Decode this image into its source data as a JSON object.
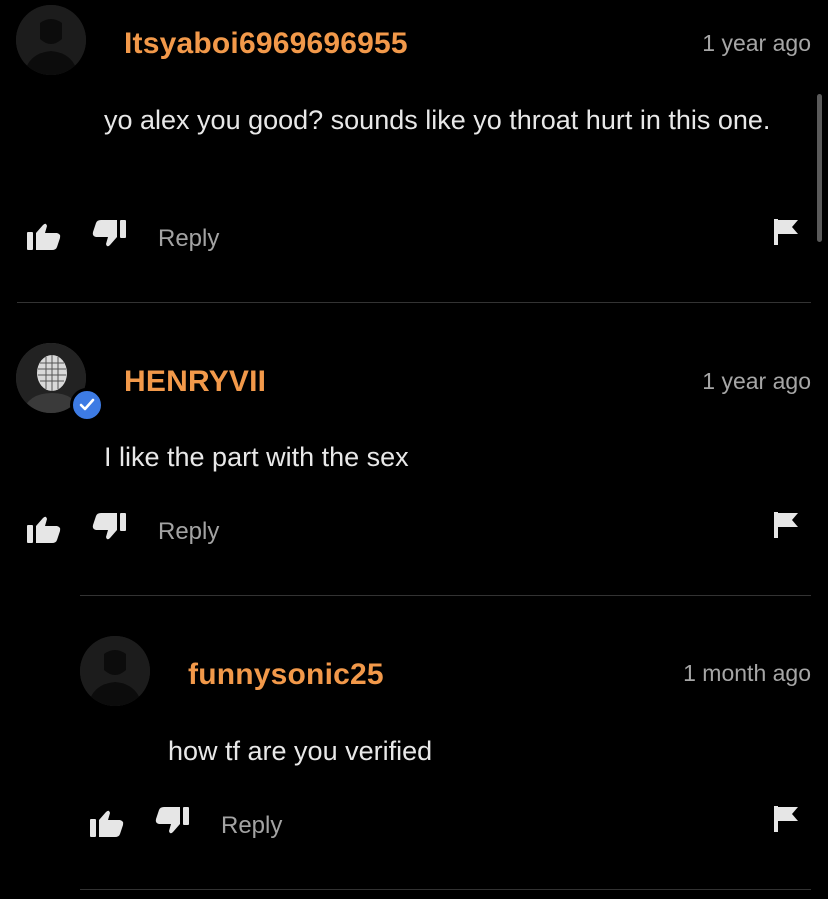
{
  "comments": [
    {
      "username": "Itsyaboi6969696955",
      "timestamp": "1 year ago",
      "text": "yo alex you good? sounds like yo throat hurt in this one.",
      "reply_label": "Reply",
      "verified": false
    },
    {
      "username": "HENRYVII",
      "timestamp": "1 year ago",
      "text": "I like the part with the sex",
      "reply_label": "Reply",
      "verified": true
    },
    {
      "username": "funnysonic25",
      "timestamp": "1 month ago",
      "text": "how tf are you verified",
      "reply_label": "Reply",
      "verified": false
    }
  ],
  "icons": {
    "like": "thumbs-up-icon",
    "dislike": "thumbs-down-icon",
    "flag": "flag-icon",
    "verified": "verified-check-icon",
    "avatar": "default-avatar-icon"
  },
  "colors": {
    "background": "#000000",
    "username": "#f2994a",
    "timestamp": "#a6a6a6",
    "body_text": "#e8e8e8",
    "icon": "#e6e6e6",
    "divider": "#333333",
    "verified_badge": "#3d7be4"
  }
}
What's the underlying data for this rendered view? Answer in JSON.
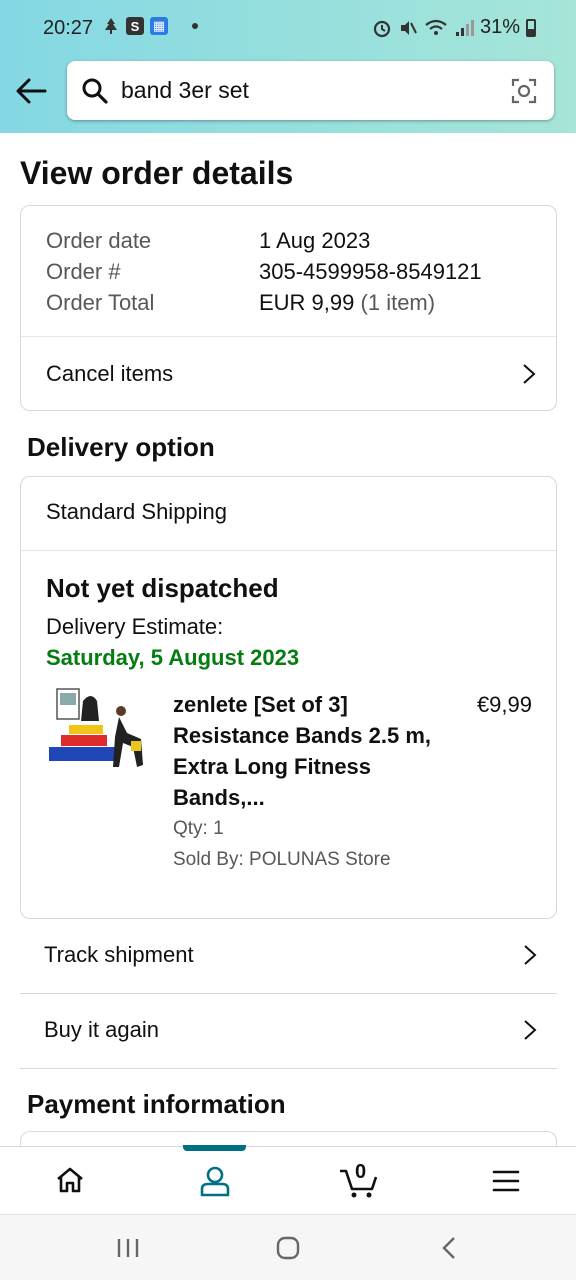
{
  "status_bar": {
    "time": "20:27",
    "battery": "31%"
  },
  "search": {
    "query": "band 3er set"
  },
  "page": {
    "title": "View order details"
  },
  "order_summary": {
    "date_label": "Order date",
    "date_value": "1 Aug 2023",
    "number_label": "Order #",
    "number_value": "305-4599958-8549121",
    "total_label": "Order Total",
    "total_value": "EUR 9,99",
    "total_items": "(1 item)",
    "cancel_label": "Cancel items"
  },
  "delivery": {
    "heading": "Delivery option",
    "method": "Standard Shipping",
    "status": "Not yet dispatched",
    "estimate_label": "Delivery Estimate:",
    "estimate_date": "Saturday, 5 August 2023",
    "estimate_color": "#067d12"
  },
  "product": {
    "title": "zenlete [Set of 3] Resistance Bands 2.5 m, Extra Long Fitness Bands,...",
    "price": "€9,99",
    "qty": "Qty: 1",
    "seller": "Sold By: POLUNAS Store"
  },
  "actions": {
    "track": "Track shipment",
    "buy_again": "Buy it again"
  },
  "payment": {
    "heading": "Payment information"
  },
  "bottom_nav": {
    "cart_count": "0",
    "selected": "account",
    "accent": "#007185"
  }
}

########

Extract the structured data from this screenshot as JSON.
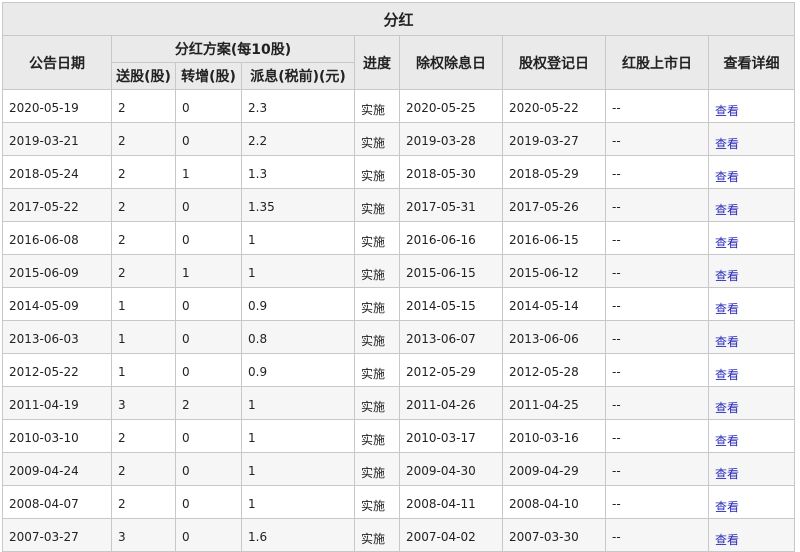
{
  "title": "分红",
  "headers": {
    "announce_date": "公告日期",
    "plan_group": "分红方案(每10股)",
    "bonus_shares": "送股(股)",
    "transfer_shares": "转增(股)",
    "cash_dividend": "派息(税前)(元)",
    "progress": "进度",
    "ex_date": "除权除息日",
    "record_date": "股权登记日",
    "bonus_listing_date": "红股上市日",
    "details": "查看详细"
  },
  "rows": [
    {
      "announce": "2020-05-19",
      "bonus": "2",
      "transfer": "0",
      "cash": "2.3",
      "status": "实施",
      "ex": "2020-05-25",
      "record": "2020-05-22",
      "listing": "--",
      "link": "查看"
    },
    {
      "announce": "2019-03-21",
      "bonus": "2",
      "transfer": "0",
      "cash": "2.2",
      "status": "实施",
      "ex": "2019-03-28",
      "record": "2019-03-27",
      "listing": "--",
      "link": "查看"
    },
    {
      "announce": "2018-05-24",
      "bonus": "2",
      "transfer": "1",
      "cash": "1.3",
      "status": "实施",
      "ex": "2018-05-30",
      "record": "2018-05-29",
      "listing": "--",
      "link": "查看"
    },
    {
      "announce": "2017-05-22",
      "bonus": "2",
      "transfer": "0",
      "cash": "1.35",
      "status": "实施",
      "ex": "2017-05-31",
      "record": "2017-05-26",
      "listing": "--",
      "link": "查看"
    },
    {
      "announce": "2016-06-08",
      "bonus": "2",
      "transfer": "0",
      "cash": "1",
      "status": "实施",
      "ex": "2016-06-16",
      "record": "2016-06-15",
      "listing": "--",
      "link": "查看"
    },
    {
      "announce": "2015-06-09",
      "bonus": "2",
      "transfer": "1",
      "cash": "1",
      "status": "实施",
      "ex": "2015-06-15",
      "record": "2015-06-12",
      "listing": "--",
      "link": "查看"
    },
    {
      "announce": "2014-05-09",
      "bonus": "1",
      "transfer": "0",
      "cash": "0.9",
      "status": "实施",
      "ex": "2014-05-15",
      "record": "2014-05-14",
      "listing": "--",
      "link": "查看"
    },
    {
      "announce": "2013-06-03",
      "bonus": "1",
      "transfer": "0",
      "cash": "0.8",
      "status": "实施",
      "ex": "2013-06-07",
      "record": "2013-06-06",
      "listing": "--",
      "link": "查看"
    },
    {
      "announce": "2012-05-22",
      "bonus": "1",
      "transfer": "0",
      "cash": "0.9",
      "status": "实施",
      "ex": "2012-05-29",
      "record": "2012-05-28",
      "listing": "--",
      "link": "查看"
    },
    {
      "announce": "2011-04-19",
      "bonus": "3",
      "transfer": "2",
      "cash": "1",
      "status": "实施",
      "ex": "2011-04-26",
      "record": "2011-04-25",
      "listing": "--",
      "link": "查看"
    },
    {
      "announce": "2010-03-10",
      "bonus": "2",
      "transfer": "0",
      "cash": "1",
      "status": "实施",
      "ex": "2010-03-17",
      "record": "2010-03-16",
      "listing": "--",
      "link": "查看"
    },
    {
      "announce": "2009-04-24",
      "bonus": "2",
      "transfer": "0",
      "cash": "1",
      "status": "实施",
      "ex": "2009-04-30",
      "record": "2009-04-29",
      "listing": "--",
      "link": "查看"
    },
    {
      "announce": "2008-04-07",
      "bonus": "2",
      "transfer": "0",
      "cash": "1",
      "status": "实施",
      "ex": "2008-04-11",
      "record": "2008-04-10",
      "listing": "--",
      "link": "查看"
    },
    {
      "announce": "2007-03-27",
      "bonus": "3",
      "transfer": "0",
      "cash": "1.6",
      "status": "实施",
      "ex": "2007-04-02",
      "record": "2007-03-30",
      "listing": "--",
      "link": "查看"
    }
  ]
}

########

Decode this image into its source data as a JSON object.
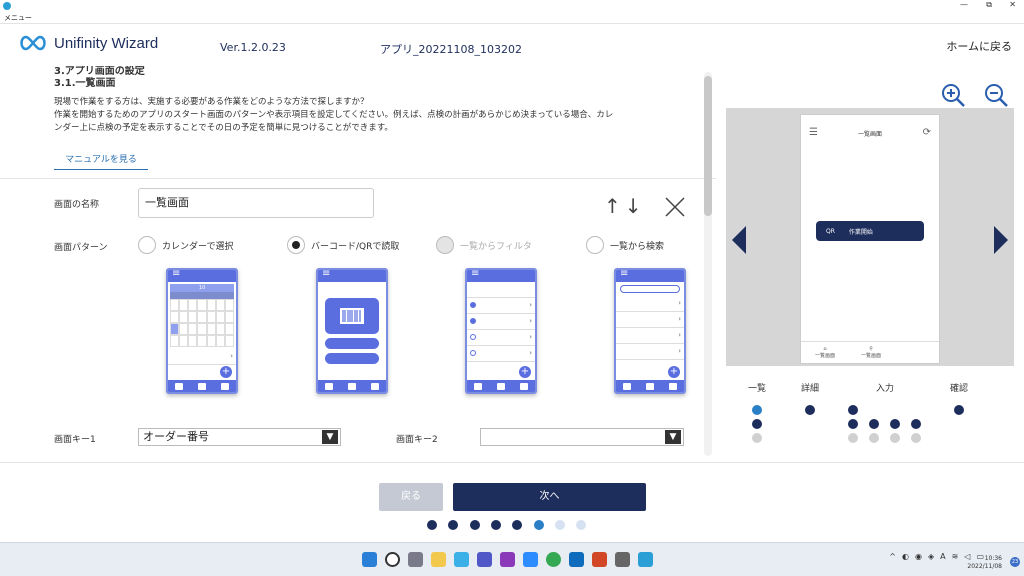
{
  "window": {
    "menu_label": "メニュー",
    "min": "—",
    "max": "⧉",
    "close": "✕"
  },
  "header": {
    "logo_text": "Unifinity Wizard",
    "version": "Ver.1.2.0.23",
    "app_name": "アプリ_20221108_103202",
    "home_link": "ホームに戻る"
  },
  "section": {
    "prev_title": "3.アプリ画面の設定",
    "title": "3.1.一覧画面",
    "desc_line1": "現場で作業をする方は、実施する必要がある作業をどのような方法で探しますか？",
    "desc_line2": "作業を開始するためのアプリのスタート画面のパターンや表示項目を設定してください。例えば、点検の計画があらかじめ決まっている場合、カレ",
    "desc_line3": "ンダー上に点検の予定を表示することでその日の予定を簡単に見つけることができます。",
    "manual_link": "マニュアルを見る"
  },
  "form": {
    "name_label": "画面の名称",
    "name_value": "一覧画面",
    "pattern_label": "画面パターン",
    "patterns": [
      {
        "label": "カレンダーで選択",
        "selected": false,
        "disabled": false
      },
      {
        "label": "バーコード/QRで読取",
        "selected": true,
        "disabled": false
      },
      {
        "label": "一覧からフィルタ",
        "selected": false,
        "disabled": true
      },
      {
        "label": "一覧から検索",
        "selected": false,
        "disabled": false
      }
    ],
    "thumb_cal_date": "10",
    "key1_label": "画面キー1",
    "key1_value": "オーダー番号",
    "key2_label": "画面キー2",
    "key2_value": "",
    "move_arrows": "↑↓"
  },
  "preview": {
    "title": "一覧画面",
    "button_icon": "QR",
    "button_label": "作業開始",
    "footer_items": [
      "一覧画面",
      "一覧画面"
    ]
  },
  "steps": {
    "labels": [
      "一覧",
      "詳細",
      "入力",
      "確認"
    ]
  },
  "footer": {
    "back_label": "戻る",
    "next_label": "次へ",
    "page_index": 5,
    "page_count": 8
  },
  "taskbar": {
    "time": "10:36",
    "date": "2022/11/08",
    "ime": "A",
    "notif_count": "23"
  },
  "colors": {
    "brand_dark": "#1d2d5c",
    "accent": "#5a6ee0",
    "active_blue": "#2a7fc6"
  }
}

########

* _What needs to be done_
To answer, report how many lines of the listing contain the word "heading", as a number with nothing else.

* _Answer space_
2